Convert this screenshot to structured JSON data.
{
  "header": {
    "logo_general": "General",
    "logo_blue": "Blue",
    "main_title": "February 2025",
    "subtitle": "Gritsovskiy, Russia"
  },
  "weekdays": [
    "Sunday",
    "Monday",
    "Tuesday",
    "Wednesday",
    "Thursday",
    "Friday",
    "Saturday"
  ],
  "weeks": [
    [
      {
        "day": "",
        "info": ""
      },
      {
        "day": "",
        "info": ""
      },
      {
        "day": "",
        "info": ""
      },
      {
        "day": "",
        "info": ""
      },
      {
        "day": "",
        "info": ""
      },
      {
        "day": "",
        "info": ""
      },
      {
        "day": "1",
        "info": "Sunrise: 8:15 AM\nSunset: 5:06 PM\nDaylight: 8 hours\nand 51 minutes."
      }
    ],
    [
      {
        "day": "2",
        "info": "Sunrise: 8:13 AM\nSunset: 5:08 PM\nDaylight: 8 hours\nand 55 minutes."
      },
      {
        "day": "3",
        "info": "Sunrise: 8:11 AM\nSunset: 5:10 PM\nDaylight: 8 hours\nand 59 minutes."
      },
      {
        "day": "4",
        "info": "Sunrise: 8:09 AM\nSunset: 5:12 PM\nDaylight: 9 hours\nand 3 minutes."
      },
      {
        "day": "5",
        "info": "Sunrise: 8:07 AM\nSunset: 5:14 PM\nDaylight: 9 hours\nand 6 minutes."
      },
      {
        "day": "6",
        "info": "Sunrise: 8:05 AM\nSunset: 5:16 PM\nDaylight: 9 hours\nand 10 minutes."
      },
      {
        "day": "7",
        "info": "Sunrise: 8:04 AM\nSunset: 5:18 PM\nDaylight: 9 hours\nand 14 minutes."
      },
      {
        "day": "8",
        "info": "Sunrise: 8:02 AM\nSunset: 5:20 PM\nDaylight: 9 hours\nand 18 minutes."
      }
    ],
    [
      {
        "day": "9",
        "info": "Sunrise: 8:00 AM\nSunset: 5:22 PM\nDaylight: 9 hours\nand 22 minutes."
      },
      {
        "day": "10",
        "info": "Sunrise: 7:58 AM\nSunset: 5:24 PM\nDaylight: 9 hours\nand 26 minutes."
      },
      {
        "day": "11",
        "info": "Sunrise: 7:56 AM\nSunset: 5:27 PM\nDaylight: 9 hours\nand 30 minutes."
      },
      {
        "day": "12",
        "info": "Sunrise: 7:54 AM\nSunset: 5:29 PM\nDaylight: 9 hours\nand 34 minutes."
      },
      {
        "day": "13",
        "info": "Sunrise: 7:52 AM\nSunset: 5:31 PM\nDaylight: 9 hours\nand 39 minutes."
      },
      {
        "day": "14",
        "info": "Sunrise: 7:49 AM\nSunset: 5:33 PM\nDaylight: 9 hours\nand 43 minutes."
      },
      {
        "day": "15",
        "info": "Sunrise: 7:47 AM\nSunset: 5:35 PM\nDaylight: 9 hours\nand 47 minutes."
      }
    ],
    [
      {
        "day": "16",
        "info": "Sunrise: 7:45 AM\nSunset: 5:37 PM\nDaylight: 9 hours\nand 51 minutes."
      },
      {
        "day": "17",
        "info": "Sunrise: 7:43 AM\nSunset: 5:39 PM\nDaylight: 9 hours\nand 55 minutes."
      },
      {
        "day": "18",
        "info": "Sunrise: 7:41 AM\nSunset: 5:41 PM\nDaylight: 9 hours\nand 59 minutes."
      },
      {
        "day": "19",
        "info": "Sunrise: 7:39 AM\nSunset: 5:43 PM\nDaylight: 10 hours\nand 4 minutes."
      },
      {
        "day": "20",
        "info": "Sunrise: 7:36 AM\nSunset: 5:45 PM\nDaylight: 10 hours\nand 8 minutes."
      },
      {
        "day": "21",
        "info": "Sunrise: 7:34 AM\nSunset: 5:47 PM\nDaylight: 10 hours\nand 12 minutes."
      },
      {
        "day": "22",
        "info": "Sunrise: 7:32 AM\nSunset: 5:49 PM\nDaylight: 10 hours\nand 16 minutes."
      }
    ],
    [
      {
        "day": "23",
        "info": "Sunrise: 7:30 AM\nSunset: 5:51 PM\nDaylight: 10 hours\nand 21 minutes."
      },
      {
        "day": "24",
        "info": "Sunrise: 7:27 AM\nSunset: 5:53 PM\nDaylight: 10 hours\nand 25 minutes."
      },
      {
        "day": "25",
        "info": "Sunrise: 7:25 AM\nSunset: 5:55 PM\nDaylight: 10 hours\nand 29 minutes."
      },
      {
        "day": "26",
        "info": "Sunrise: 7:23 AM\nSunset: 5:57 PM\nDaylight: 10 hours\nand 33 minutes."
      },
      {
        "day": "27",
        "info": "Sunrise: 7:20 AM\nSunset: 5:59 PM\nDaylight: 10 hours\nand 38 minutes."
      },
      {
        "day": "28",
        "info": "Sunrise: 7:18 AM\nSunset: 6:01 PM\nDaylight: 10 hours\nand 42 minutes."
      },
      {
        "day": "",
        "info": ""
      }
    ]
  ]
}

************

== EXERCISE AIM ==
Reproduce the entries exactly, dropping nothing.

== EXERCISE RESULT ==
Convert this screenshot to structured JSON data.
{
  "header": {
    "logo_general": "General",
    "logo_blue": "Blue",
    "main_title": "February 2025",
    "subtitle": "Gritsovskiy, Russia"
  },
  "weekdays": [
    "Sunday",
    "Monday",
    "Tuesday",
    "Wednesday",
    "Thursday",
    "Friday",
    "Saturday"
  ],
  "weeks": [
    [
      {
        "day": "",
        "info": ""
      },
      {
        "day": "",
        "info": ""
      },
      {
        "day": "",
        "info": ""
      },
      {
        "day": "",
        "info": ""
      },
      {
        "day": "",
        "info": ""
      },
      {
        "day": "",
        "info": ""
      },
      {
        "day": "1",
        "info": "Sunrise: 8:15 AM\nSunset: 5:06 PM\nDaylight: 8 hours\nand 51 minutes."
      }
    ],
    [
      {
        "day": "2",
        "info": "Sunrise: 8:13 AM\nSunset: 5:08 PM\nDaylight: 8 hours\nand 55 minutes."
      },
      {
        "day": "3",
        "info": "Sunrise: 8:11 AM\nSunset: 5:10 PM\nDaylight: 8 hours\nand 59 minutes."
      },
      {
        "day": "4",
        "info": "Sunrise: 8:09 AM\nSunset: 5:12 PM\nDaylight: 9 hours\nand 3 minutes."
      },
      {
        "day": "5",
        "info": "Sunrise: 8:07 AM\nSunset: 5:14 PM\nDaylight: 9 hours\nand 6 minutes."
      },
      {
        "day": "6",
        "info": "Sunrise: 8:05 AM\nSunset: 5:16 PM\nDaylight: 9 hours\nand 10 minutes."
      },
      {
        "day": "7",
        "info": "Sunrise: 8:04 AM\nSunset: 5:18 PM\nDaylight: 9 hours\nand 14 minutes."
      },
      {
        "day": "8",
        "info": "Sunrise: 8:02 AM\nSunset: 5:20 PM\nDaylight: 9 hours\nand 18 minutes."
      }
    ],
    [
      {
        "day": "9",
        "info": "Sunrise: 8:00 AM\nSunset: 5:22 PM\nDaylight: 9 hours\nand 22 minutes."
      },
      {
        "day": "10",
        "info": "Sunrise: 7:58 AM\nSunset: 5:24 PM\nDaylight: 9 hours\nand 26 minutes."
      },
      {
        "day": "11",
        "info": "Sunrise: 7:56 AM\nSunset: 5:27 PM\nDaylight: 9 hours\nand 30 minutes."
      },
      {
        "day": "12",
        "info": "Sunrise: 7:54 AM\nSunset: 5:29 PM\nDaylight: 9 hours\nand 34 minutes."
      },
      {
        "day": "13",
        "info": "Sunrise: 7:52 AM\nSunset: 5:31 PM\nDaylight: 9 hours\nand 39 minutes."
      },
      {
        "day": "14",
        "info": "Sunrise: 7:49 AM\nSunset: 5:33 PM\nDaylight: 9 hours\nand 43 minutes."
      },
      {
        "day": "15",
        "info": "Sunrise: 7:47 AM\nSunset: 5:35 PM\nDaylight: 9 hours\nand 47 minutes."
      }
    ],
    [
      {
        "day": "16",
        "info": "Sunrise: 7:45 AM\nSunset: 5:37 PM\nDaylight: 9 hours\nand 51 minutes."
      },
      {
        "day": "17",
        "info": "Sunrise: 7:43 AM\nSunset: 5:39 PM\nDaylight: 9 hours\nand 55 minutes."
      },
      {
        "day": "18",
        "info": "Sunrise: 7:41 AM\nSunset: 5:41 PM\nDaylight: 9 hours\nand 59 minutes."
      },
      {
        "day": "19",
        "info": "Sunrise: 7:39 AM\nSunset: 5:43 PM\nDaylight: 10 hours\nand 4 minutes."
      },
      {
        "day": "20",
        "info": "Sunrise: 7:36 AM\nSunset: 5:45 PM\nDaylight: 10 hours\nand 8 minutes."
      },
      {
        "day": "21",
        "info": "Sunrise: 7:34 AM\nSunset: 5:47 PM\nDaylight: 10 hours\nand 12 minutes."
      },
      {
        "day": "22",
        "info": "Sunrise: 7:32 AM\nSunset: 5:49 PM\nDaylight: 10 hours\nand 16 minutes."
      }
    ],
    [
      {
        "day": "23",
        "info": "Sunrise: 7:30 AM\nSunset: 5:51 PM\nDaylight: 10 hours\nand 21 minutes."
      },
      {
        "day": "24",
        "info": "Sunrise: 7:27 AM\nSunset: 5:53 PM\nDaylight: 10 hours\nand 25 minutes."
      },
      {
        "day": "25",
        "info": "Sunrise: 7:25 AM\nSunset: 5:55 PM\nDaylight: 10 hours\nand 29 minutes."
      },
      {
        "day": "26",
        "info": "Sunrise: 7:23 AM\nSunset: 5:57 PM\nDaylight: 10 hours\nand 33 minutes."
      },
      {
        "day": "27",
        "info": "Sunrise: 7:20 AM\nSunset: 5:59 PM\nDaylight: 10 hours\nand 38 minutes."
      },
      {
        "day": "28",
        "info": "Sunrise: 7:18 AM\nSunset: 6:01 PM\nDaylight: 10 hours\nand 42 minutes."
      },
      {
        "day": "",
        "info": ""
      }
    ]
  ]
}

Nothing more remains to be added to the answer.